* Exercise goal: Return, from the data below, each line that contains the word "glyph".
BEGIN Material for the task
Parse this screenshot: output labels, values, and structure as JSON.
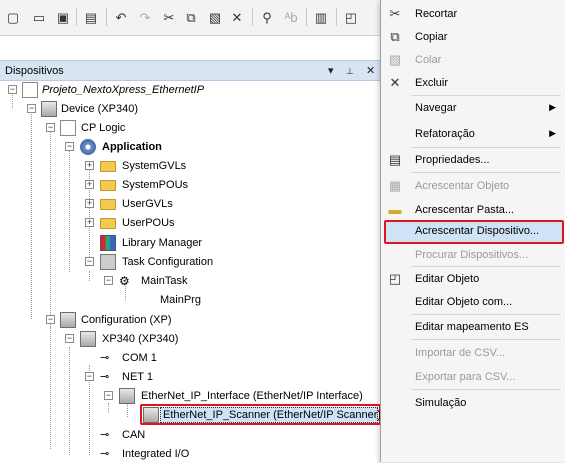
{
  "toolbar": {
    "icons": [
      "new-file-icon",
      "open-folder-icon",
      "save-icon",
      "print-icon",
      "undo-icon",
      "redo-icon",
      "cut-icon",
      "copy-icon",
      "paste-icon",
      "delete-icon",
      "find-icon",
      "replace-icon",
      "properties-icon",
      "new-object-icon"
    ]
  },
  "panel": {
    "title": "Dispositivos",
    "controls": [
      "▾",
      "📌",
      "✕"
    ]
  },
  "tree": {
    "items": [
      {
        "label": "Projeto_NextoXpress_EthernetIP",
        "italic": true
      },
      {
        "label": "Device (XP340)"
      },
      {
        "label": "CP Logic"
      },
      {
        "label": "Application",
        "bold": true
      },
      {
        "label": "SystemGVLs"
      },
      {
        "label": "SystemPOUs"
      },
      {
        "label": "UserGVLs"
      },
      {
        "label": "UserPOUs"
      },
      {
        "label": "Library Manager"
      },
      {
        "label": "Task Configuration"
      },
      {
        "label": "MainTask"
      },
      {
        "label": "MainPrg"
      },
      {
        "label": "Configuration (XP)"
      },
      {
        "label": "XP340 (XP340)"
      },
      {
        "label": "COM 1"
      },
      {
        "label": "NET 1"
      },
      {
        "label": "EtherNet_IP_Interface (EtherNet/IP Interface)"
      },
      {
        "label": "EtherNet_IP_Scanner (EtherNet/IP Scanner)"
      },
      {
        "label": "CAN"
      },
      {
        "label": "Integrated I/O"
      }
    ]
  },
  "menu": {
    "items": [
      {
        "label": "Recortar",
        "icon": "cut-icon",
        "glyph": "✂"
      },
      {
        "label": "Copiar",
        "icon": "copy-icon",
        "glyph": "⧉"
      },
      {
        "label": "Colar",
        "icon": "paste-icon",
        "glyph": "📋",
        "disabled": true
      },
      {
        "label": "Excluir",
        "icon": "delete-icon",
        "glyph": "✕"
      },
      {
        "label": "Navegar",
        "submenu": true
      },
      {
        "label": "Refatoração",
        "submenu": true
      },
      {
        "label": "Propriedades...",
        "icon": "properties-icon",
        "glyph": "▤"
      },
      {
        "label": "Acrescentar Objeto",
        "icon": "add-object-icon",
        "glyph": "▦",
        "disabled": true
      },
      {
        "label": "Acrescentar Pasta...",
        "icon": "folder-icon",
        "glyph": "▬"
      },
      {
        "label": "Acrescentar Dispositivo...",
        "highlight": true
      },
      {
        "label": "Procurar Dispositivos...",
        "disabled": true
      },
      {
        "label": "Editar Objeto",
        "icon": "edit-object-icon",
        "glyph": "◰"
      },
      {
        "label": "Editar Objeto com..."
      },
      {
        "label": "Editar mapeamento ES"
      },
      {
        "label": "Importar de CSV...",
        "disabled": true
      },
      {
        "label": "Exportar para CSV...",
        "disabled": true
      },
      {
        "label": "Simulação"
      }
    ]
  },
  "colors": {
    "highlight_border": "#e0141e",
    "selection": "#cde3f7",
    "panel_header": "#d9e4f2"
  }
}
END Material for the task
* Solution for this exercise:
        "glyph": "✂"
        "glyph": "⧉"
        "glyph": "📋",
        "glyph": "✕"
        "glyph": "▤"
        "glyph": "▦",
        "glyph": "▬"
        "glyph": "◰"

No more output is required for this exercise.